      If they do….I will happily declare you “smarter than all of us.”


    Love your stuff Fish, but I really don’t want to trash on your insight but I’ve been wondering for years when they were going to get an aggressive minded Coach on this D. There is more talent on this Defense than ever and they need to be cut loose. I hated Nic’s Defensive schemes and thought when will Oregon realize that their D needs to be close to their O in aggressivness. Oregon needs to be at the top and if this D proves it’s worth then we will probably start getting even higher caliber recruits to come to Oregon and not just 1 5 star D Lineman every other year. Anyways thanks Fish but thank GOD they’ve realized that 115th in Defense wasn’t going to get it done. Also theres that terrible LB play thats been killing Oregon since Kiko left.

    • Maitai, in 2014 our BBDB defense gave up just under 24 points a game, that when paired with the turnovers created–was a highly successful defense. It can work, but not last year for a variety of reasons.

      As I wrote below–I am happy to try it with Hoke, as I believe he can make it work well with our offense. Get a lead, be more aggressive and cause more mistakes…oh yeah. It can work, and it will be fun watching it unfold before us.

      Thanks for writing.

  • Magnifico

    Michigan fan here. Go Blue! I’ve always liked the Ducks, too.

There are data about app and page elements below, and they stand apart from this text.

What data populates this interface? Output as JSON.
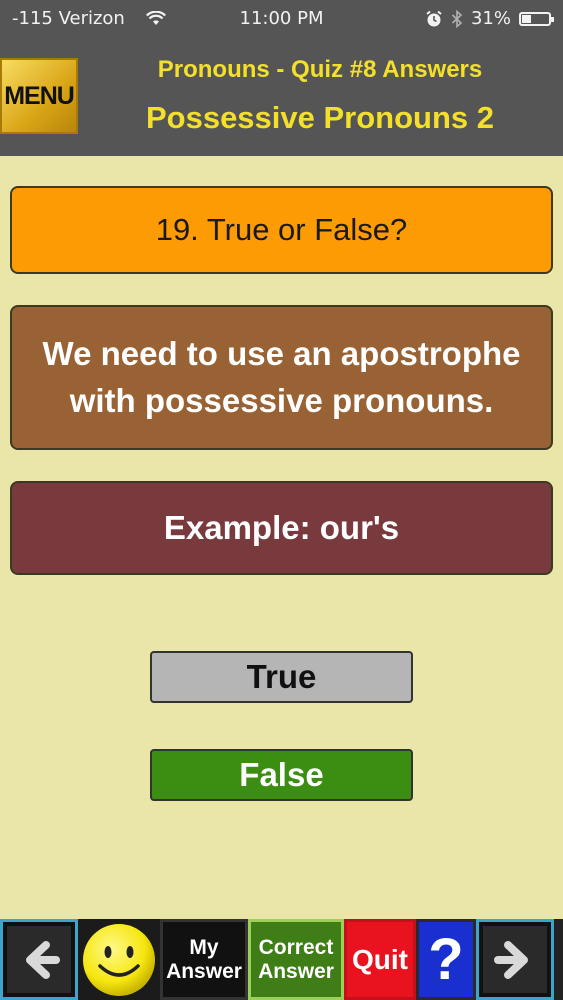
{
  "status_bar": {
    "carrier": "-115 Verizon",
    "time": "11:00 PM",
    "battery": "31%",
    "battery_level": 0.31
  },
  "header": {
    "menu_label": "MENU",
    "title": "Pronouns - Quiz #8 Answers",
    "subtitle": "Possessive Pronouns 2"
  },
  "question": {
    "number_label": "19. True or False?",
    "statement": "We need to use an apostrophe with possessive pronouns.",
    "example": "Example: our's"
  },
  "answers": {
    "true_label": "True",
    "false_label": "False"
  },
  "toolbar": {
    "my_answer_line1": "My",
    "my_answer_line2": "Answer",
    "correct_answer_line1": "Correct",
    "correct_answer_line2": "Answer",
    "quit_label": "Quit",
    "help_label": "?"
  },
  "icons": {
    "back": "left-arrow-icon",
    "forward": "right-arrow-icon",
    "feedback": "smiley-face-icon",
    "wifi": "wifi-icon",
    "alarm": "alarm-icon",
    "bluetooth": "bluetooth-icon",
    "battery": "battery-icon"
  },
  "colors": {
    "background": "#e9e6a7",
    "header": "#555555",
    "header_text": "#f4e02a",
    "question_box": "#fd9b05",
    "statement_box": "#996235",
    "example_box": "#793a3d",
    "true_button": "#b5b5b6",
    "false_button": "#3b8e12",
    "quit_button": "#e8131e",
    "help_button": "#1a2fd0"
  }
}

    Just wanted to check in on Brady Hoke. He’s a great defensive coach (head coach…not so much). You guys scored big with that hire. That bend-don’t-break philosophy is great, but it never yielded much in the turnovers department for Michigan. With that said, we had top defensive stats, regardless of the fact that our offense was barely on the field.